    This time I read your very impressive article last August about Yokaren-and WWⅡ, it was not an simple articles of usual Americans but a deep analysis from the high view point of Historian of man kind. May be many American people did not accept your view about the use of Atomic bombs on Hiroshima and Nagasaki. The big changes have occurred in Asia after WWⅡ,from colonies to independent countries. As you suggested almost all young Japanese scarcely know Japanese History from Meiji-era to WWⅡ,luck of time? not knowing how to teach? So they should learn by themselves, I think NHK-Taiga Drama “Sakanoue No Kumo” is very important Drama for many Japanese.
    History can teach us many reasons of Historical occurrences, and to stimulate to consider for future.

    My teacher in primary school 4-6 grade was graduate of Yokaren may be around 28 years old , he was somehow rough like threw chalks to boys who was chatting, using Soroban to strike naughty one’s heads. Even so he was liked because he liked swimming, hiking, skiing and took pupil to such outdoor activities, he is around 80 now, so he can not attend class-meeting. We always hope his good health.

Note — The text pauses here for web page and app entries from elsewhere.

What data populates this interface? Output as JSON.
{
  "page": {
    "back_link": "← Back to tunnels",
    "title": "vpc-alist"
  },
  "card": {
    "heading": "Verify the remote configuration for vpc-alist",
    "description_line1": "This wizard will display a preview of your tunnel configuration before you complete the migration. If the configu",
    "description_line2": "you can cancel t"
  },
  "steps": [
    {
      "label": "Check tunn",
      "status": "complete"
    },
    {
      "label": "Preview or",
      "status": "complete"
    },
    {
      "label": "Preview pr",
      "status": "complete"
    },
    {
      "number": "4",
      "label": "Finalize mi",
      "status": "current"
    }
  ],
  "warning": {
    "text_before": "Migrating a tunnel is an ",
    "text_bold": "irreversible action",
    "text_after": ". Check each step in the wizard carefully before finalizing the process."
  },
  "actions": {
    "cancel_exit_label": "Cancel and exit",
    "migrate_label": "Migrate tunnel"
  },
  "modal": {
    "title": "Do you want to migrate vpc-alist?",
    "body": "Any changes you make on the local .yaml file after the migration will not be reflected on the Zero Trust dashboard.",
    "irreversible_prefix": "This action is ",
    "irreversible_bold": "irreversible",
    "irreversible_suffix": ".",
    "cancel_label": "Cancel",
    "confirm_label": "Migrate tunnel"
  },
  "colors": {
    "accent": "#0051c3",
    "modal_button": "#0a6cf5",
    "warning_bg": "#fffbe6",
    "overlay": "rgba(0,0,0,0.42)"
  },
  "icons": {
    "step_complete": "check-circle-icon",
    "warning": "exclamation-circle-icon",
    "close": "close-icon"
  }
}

    There was Navy-Air-squadron training field in Yatabe-area, now there are National-Agricultural Institutes. Yokaren were trainee-students, Those who were trained in Yatabe were Real Pilots of “OUKA=桜花”:a bonb stile aircraft go down from the big airplane.
    I remember there was high attitude photo taken from US-B29 just after the War, it was hang on the wall of Soya-shop near Arakawaoki station. I would like to visit that Shop near future whether the photo is still there or not.

  • alice says:

    Sorry, I was a bit late in wishing you a Happy New Year! All the best for this year, my friend!